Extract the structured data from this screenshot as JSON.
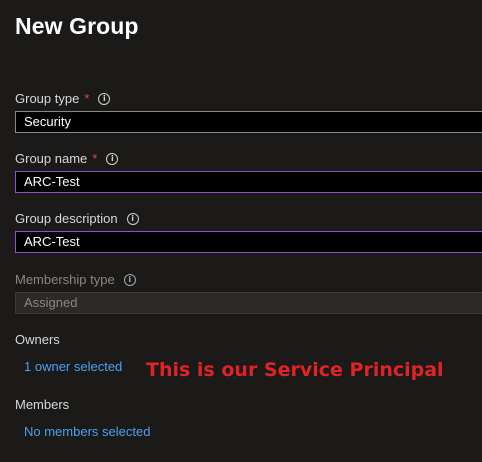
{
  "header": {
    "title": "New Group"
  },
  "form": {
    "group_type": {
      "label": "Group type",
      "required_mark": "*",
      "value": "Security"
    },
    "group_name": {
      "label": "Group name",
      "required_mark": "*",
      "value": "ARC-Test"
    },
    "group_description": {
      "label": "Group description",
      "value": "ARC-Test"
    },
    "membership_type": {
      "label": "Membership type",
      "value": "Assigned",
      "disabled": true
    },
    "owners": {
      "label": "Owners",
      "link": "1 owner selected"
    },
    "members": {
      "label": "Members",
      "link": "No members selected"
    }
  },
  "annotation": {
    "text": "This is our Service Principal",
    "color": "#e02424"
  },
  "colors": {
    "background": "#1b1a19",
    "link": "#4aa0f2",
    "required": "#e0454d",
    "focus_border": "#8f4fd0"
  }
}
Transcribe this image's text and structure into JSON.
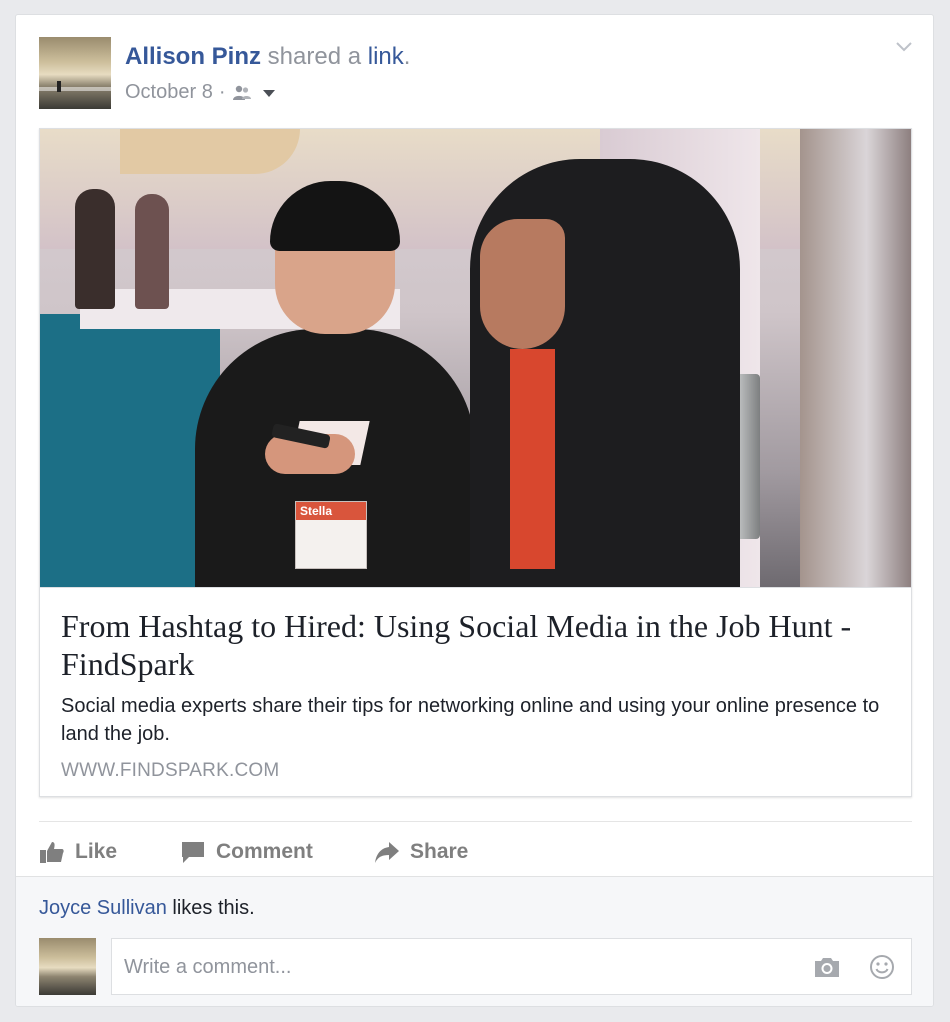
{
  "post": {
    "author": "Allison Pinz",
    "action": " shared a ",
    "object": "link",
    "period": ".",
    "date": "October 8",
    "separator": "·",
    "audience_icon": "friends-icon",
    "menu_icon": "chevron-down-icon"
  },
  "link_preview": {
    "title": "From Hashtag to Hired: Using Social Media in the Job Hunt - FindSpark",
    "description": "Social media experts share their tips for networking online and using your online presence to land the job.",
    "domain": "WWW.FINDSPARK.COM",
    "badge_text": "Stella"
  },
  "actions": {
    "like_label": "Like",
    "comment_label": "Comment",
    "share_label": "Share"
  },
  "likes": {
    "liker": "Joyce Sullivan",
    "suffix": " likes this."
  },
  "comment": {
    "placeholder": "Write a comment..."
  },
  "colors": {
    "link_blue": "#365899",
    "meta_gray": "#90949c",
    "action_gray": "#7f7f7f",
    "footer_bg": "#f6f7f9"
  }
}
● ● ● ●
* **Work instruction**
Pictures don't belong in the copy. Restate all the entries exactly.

* **Result for this exercise**
Extract the structured data from this screenshot as JSON.
{
  "header": {
    "title": "New Group"
  },
  "form": {
    "group_type": {
      "label": "Group type",
      "required_mark": "*",
      "value": "Security"
    },
    "group_name": {
      "label": "Group name",
      "required_mark": "*",
      "value": "ARC-Test"
    },
    "group_description": {
      "label": "Group description",
      "value": "ARC-Test"
    },
    "membership_type": {
      "label": "Membership type",
      "value": "Assigned",
      "disabled": true
    },
    "owners": {
      "label": "Owners",
      "link": "1 owner selected"
    },
    "members": {
      "label": "Members",
      "link": "No members selected"
    }
  },
  "annotation": {
    "text": "This is our Service Principal",
    "color": "#e02424"
  },
  "colors": {
    "background": "#1b1a19",
    "link": "#4aa0f2",
    "required": "#e0454d",
    "focus_border": "#8f4fd0"
  }
}
Transcribe this image's text and structure into JSON.
{
  "post": {
    "author": "Allison Pinz",
    "action": " shared a ",
    "object": "link",
    "period": ".",
    "date": "October 8",
    "separator": "·",
    "audience_icon": "friends-icon",
    "menu_icon": "chevron-down-icon"
  },
  "link_preview": {
    "title": "From Hashtag to Hired: Using Social Media in the Job Hunt - FindSpark",
    "description": "Social media experts share their tips for networking online and using your online presence to land the job.",
    "domain": "WWW.FINDSPARK.COM",
    "badge_text": "Stella"
  },
  "actions": {
    "like_label": "Like",
    "comment_label": "Comment",
    "share_label": "Share"
  },
  "likes": {
    "liker": "Joyce Sullivan",
    "suffix": " likes this."
  },
  "comment": {
    "placeholder": "Write a comment..."
  },
  "colors": {
    "link_blue": "#365899",
    "meta_gray": "#90949c",
    "action_gray": "#7f7f7f",
    "footer_bg": "#f6f7f9"
  }
}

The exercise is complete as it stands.